Tuesday, April 17, 2012

Finding the basic goodness... [of ourselves and others] is like that- tapping into a spring of living water that has been temporarily encased in solid rock. When we touch the center of sorrow, when we sit with discomfort without trying to fix it, when we stay present to the pain of disapproval or betrayal and let it soften us, these are the times that we connect...
- Pema Chodron

This opening is just so important to me. a rush.

I had this feeling not long ago. I am aware that if I talk about it now, I might have it again :-) - and that does scare me a bit :-). I suppose this is the hope for all the time - that we could really be here, and let go of the ways that keep us separate from what's really going on.

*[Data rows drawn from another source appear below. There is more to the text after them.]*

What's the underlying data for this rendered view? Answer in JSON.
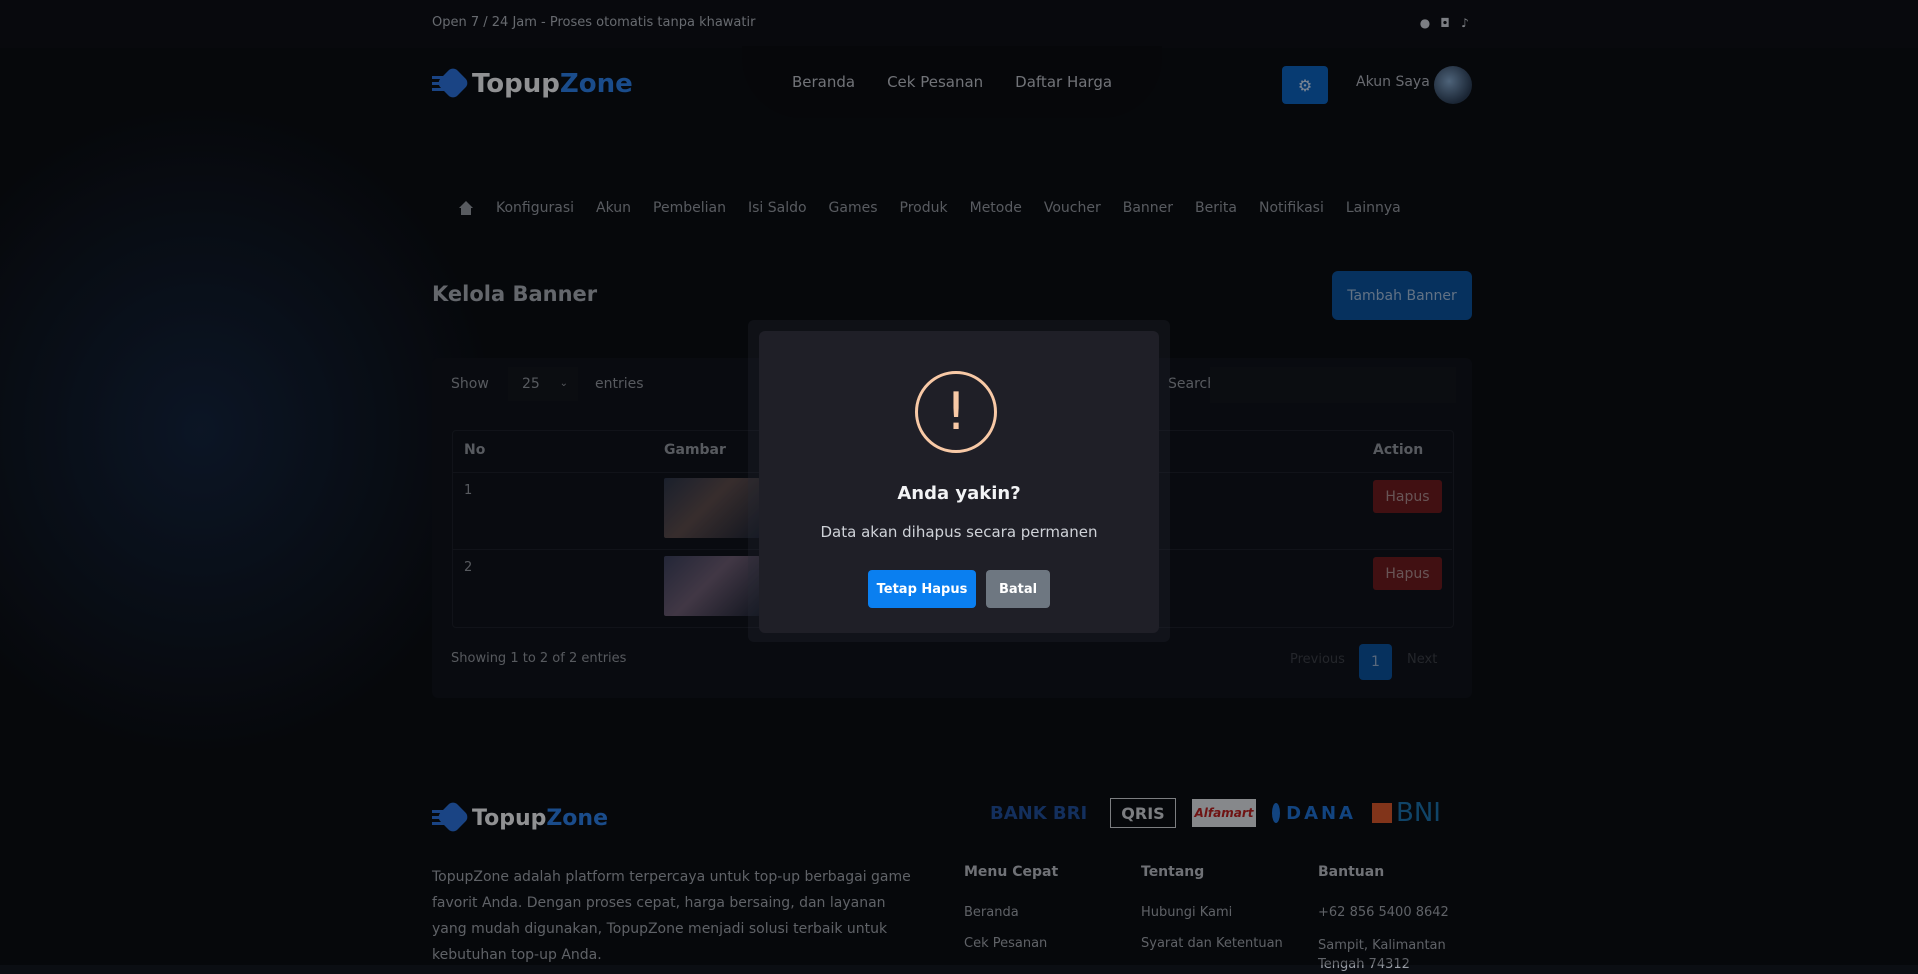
{
  "topbar": {
    "text": "Open 7 / 24 Jam - Proses otomatis tanpa khawatir"
  },
  "brand": {
    "part1": "Topup",
    "part2": "Zone"
  },
  "nav": {
    "items": [
      "Beranda",
      "Cek Pesanan",
      "Daftar Harga"
    ]
  },
  "account": {
    "label": "Akun Saya"
  },
  "admin_menu": {
    "items": [
      "Konfigurasi",
      "Akun",
      "Pembelian",
      "Isi Saldo",
      "Games",
      "Produk",
      "Metode",
      "Voucher",
      "Banner",
      "Berita",
      "Notifikasi",
      "Lainnya"
    ]
  },
  "page": {
    "title": "Kelola Banner",
    "add_button": "Tambah Banner"
  },
  "table_controls": {
    "show": "Show",
    "entries_value": "25",
    "entries": "entries",
    "search": "Search:"
  },
  "table": {
    "headers": [
      "No",
      "Gambar",
      "Action"
    ],
    "rows": [
      {
        "no": "1",
        "action": "Hapus"
      },
      {
        "no": "2",
        "action": "Hapus"
      }
    ]
  },
  "pagination": {
    "info": "Showing 1 to 2 of 2 entries",
    "previous": "Previous",
    "current": "1",
    "next": "Next"
  },
  "footer": {
    "description": "TopupZone adalah platform terpercaya untuk top-up berbagai game favorit Anda. Dengan proses cepat, harga bersaing, dan layanan yang mudah digunakan, TopupZone menjadi solusi terbaik untuk kebutuhan top-up Anda.",
    "banks": [
      "BANK BRI",
      "QRIS",
      "Alfamart",
      "DANA",
      "BNI"
    ],
    "menu_title": "Menu Cepat",
    "menu_items": [
      "Beranda",
      "Cek Pesanan"
    ],
    "about_title": "Tentang",
    "about_items": [
      "Hubungi Kami",
      "Syarat dan Ketentuan"
    ],
    "help_title": "Bantuan",
    "help_items": [
      "+62 856 5400 8642",
      "Sampit, Kalimantan Tengah 74312"
    ]
  },
  "modal": {
    "icon": "!",
    "title": "Anda yakin?",
    "text": "Data akan dihapus secara permanen",
    "confirm": "Tetap Hapus",
    "cancel": "Batal"
  },
  "colors": {
    "accent": "#0a7ff0",
    "danger": "#6a1b1e",
    "warning": "#f8c9a6",
    "cancel": "#6e7781"
  },
  "icons": [
    "whatsapp-icon",
    "instagram-icon",
    "tiktok-icon",
    "gear-icon",
    "home-icon",
    "chevron-down-icon",
    "warning-icon"
  ]
}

Another image that comes to me is of someone else, when you watch, you watch them crack open. Slowly, softly, truly, willingly. I'm thinking of someone who I had felt somewhat separate from before, who felt connected to me, and decided to open. Being part of this opening is probably the most beautiful thing I am privileged to experience.

I was tapped not long ago when my supervisor asked me about how I was feeling about my job. She asked if I was feeling more nervousness or anxiety than excitement - and the truth was "Yes." It was a relief. It was a huge relief. I was so grateful she asked. We sifted down together, without even having to say much of anything. And then I could finally talk.

The ability to do this is so important as a facilitator, or a leader of any kind. Whew! (appreciative whistling sound). As a facilitator, I often bring the agenda to be liked. Also, of course, to succeed in the goal of the program. The first agenda is not truly necessary, and the second doesn't always materialize. When this happens, it's a total trigger for me. If the goals of the program don't seem to be being met, or if someone doesn't feel that they are being met - "being with it" is in fact the most important thing I can do. (Perhaps supplemented by some mantra like, "Wow! This is interesting. I'm just SO curious! :-P) As a facilitator trainer asked over and over during a training, "What is happening?" In the words of J. Krishnamurti, "Observation without evaluation is the highest form of human intelligence." Observation also means getting input - and trying to separate facts from evaluations there. {appreciative whistle.......!} again

This, the lifetime practice, seems to be the hardest thing to do. I figure out all kinds of ways not to do it. In fact, I'm often ashamed of my inability to do it...
So I'll suppose I should sit with that for awhile. ;-)
That we take ourselves so seriously, that we are so absurdly important in our own minds, is a problem for us. - Pema Chodron